- EXERCISE AIM -
Report, in full, each line of the material below in which the string "system" occurs.

- GIVEN RECORDS -
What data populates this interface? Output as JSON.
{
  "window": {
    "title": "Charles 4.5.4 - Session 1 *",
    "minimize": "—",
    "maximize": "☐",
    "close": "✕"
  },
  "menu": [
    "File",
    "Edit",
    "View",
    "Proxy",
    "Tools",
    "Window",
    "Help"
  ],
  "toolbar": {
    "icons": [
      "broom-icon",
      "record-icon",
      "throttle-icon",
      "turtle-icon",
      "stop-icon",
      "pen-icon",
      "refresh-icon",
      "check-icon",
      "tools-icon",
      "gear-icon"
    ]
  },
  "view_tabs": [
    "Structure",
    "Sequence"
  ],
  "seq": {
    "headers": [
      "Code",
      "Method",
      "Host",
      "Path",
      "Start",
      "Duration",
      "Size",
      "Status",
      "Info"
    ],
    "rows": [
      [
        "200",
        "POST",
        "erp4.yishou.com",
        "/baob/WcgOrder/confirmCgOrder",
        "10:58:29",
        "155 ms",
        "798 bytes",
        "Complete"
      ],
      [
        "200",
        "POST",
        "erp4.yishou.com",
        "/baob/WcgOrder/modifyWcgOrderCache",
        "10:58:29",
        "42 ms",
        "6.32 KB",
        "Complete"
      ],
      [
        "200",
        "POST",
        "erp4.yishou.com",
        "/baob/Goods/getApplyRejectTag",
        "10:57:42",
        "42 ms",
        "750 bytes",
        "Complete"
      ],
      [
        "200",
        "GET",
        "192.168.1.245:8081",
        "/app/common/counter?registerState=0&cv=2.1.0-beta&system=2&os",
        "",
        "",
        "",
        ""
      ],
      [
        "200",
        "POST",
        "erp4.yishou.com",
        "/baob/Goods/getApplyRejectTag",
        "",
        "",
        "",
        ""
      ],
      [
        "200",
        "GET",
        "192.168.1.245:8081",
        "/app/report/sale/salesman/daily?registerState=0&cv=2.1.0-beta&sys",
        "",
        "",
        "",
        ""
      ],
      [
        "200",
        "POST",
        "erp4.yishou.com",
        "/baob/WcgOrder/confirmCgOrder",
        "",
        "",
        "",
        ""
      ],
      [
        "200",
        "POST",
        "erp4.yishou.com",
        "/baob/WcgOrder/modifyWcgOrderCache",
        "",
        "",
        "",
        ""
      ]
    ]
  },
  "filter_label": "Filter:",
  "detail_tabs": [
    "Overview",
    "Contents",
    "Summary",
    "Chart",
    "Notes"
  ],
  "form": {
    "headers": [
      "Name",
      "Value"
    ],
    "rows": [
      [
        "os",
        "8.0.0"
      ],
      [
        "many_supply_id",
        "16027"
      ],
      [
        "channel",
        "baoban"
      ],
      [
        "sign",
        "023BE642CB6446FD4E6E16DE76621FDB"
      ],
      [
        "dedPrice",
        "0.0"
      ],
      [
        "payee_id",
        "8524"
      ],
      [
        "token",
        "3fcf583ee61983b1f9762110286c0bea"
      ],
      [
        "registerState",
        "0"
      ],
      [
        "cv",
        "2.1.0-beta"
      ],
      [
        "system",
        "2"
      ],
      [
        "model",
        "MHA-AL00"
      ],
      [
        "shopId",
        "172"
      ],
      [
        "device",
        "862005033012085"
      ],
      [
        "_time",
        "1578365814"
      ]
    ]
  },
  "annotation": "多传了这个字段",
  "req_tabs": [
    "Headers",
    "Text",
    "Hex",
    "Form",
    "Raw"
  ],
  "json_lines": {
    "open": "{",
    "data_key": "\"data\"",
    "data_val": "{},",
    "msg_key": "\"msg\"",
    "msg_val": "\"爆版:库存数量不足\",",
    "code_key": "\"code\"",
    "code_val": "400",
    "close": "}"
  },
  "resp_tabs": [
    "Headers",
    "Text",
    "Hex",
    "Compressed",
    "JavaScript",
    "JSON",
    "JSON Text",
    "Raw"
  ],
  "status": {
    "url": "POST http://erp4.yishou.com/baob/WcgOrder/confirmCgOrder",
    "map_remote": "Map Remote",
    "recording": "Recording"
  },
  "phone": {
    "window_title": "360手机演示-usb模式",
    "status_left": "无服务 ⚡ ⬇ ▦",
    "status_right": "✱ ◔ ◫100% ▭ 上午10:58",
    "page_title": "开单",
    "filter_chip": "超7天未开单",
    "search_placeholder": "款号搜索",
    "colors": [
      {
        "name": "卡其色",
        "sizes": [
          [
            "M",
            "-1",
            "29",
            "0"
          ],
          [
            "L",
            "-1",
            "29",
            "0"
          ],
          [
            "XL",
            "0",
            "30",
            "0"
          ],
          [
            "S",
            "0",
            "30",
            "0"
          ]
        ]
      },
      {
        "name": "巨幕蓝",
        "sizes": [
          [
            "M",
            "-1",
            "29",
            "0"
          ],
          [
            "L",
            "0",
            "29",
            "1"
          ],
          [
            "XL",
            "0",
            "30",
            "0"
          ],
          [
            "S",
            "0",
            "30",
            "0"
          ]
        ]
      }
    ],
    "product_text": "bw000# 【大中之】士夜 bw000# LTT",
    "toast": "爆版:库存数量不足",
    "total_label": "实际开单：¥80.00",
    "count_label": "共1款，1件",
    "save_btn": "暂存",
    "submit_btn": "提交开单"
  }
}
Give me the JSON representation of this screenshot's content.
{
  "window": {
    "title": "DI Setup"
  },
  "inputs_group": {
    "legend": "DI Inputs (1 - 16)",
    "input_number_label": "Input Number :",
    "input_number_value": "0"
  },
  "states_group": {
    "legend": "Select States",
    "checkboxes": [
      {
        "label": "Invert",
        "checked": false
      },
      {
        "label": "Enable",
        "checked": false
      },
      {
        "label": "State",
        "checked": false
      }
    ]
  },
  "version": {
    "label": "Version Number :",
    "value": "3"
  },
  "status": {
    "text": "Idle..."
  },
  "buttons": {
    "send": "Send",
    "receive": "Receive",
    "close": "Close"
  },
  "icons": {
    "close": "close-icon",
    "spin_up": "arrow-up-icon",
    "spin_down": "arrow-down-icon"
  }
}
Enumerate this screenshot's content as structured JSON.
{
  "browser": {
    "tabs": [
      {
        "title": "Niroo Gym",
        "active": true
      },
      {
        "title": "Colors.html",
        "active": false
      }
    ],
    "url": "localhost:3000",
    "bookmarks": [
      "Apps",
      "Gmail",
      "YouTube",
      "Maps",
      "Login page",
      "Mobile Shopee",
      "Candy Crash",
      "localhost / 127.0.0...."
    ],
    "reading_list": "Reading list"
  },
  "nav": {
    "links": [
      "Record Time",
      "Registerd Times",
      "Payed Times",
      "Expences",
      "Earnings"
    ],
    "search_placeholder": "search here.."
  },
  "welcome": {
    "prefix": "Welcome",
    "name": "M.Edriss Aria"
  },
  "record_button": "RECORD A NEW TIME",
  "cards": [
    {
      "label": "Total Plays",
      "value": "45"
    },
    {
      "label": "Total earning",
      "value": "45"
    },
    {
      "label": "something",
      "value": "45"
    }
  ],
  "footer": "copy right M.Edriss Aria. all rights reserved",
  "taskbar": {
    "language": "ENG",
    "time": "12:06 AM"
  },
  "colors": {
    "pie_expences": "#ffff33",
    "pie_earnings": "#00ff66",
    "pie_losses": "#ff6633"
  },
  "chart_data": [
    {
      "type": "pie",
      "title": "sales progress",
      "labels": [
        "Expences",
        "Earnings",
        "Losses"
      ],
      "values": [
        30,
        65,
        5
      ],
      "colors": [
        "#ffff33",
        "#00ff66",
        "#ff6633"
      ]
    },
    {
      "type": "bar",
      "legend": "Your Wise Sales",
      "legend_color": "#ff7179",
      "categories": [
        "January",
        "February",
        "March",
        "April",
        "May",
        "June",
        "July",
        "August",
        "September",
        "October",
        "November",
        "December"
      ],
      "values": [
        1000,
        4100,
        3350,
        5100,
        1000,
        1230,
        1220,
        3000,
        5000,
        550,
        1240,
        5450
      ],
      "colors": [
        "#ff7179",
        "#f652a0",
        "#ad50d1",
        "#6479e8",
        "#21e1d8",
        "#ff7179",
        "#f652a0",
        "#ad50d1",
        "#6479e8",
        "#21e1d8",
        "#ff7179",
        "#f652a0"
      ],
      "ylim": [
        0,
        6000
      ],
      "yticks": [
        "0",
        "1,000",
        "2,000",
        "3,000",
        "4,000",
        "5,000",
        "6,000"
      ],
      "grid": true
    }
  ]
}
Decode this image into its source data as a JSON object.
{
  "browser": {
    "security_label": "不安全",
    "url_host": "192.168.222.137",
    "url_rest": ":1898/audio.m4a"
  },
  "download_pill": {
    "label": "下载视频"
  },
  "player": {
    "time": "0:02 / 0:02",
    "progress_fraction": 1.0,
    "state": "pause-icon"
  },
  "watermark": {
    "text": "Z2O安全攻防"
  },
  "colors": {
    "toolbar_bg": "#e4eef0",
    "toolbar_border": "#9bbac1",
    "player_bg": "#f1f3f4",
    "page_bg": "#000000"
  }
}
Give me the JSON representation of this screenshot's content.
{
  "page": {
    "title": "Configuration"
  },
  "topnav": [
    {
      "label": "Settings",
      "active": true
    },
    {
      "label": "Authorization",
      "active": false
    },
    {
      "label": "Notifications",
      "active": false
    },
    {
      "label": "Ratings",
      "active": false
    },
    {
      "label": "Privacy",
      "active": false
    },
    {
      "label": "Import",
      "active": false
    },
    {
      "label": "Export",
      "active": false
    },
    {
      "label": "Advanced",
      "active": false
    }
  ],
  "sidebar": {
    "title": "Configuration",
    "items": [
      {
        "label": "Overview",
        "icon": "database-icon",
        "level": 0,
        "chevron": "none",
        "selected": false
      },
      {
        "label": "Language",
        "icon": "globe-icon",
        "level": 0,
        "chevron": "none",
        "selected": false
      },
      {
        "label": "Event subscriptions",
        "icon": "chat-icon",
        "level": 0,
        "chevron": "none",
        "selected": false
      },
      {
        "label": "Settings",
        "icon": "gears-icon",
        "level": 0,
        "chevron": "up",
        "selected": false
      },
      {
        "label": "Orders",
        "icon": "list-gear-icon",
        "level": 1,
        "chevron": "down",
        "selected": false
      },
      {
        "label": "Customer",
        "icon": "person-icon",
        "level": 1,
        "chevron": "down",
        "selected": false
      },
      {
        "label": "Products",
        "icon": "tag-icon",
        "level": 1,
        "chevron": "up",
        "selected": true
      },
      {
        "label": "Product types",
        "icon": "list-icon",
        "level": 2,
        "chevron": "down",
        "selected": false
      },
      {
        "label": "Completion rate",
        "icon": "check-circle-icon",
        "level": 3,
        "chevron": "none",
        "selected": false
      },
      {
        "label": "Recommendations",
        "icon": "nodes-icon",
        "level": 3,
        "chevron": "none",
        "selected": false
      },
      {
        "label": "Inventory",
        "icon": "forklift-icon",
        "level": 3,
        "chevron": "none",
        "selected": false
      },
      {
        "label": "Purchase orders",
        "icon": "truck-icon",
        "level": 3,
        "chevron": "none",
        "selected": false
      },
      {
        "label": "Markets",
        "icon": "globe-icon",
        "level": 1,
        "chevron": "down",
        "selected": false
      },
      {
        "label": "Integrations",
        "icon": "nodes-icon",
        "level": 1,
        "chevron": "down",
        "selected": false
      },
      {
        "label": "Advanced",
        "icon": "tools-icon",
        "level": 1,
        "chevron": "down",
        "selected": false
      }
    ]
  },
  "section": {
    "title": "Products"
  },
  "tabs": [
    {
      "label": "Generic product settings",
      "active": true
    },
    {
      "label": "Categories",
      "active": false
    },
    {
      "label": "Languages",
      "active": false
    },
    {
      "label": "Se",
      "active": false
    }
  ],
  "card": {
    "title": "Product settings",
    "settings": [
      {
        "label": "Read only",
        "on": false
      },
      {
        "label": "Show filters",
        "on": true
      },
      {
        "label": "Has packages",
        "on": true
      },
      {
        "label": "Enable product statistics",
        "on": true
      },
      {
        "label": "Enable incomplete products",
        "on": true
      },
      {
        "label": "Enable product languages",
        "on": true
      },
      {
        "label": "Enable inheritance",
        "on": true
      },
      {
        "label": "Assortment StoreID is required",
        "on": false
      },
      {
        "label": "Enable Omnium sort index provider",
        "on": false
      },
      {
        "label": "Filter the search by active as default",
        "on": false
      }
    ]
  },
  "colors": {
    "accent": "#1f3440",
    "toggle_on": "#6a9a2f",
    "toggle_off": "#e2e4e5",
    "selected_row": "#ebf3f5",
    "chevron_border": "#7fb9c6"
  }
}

- EXERCISE RESPONSE -
        "/app/common/counter?registerState=0&cv=2.1.0-beta&system=2&os",
        "system",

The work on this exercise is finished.